PROVIDED INFORMATION –
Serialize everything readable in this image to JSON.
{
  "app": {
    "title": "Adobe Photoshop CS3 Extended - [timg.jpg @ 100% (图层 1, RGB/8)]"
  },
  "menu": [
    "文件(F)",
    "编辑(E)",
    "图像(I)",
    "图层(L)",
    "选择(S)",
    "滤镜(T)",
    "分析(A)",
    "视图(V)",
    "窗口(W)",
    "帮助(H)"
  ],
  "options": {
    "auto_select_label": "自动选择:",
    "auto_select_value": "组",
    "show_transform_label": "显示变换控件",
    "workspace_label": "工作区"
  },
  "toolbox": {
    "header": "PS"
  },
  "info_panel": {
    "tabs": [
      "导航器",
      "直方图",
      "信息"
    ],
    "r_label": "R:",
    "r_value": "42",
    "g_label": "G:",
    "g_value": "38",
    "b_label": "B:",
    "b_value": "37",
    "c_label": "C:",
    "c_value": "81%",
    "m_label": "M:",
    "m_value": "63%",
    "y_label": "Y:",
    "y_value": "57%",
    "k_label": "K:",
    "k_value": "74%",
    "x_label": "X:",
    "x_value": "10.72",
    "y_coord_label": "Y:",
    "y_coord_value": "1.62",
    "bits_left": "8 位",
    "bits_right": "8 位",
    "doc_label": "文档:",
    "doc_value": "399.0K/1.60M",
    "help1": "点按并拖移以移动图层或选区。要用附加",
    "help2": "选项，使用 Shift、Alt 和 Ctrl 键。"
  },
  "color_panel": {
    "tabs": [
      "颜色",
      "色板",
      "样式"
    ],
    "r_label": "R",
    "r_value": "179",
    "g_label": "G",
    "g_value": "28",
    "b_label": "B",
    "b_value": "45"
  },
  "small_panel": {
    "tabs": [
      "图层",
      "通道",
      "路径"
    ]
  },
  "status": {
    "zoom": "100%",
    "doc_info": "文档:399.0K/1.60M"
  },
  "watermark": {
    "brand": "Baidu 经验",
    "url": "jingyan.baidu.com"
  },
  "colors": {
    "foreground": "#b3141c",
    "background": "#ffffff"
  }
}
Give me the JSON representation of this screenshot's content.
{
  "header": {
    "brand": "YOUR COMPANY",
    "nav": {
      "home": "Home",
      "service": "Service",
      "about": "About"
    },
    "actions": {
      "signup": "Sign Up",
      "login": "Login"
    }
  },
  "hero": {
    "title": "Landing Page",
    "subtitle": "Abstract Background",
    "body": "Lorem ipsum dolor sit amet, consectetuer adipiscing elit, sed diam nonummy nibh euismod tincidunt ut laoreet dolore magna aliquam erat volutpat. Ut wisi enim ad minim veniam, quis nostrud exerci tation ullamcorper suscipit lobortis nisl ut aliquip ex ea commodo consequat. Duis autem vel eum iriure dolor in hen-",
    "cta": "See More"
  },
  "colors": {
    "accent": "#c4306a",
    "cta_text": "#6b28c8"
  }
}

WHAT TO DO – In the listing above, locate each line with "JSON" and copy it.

TASK RESULT –
Serialize everything readable in this image to JSON.
Give me the JSON representation of this screenshot's content.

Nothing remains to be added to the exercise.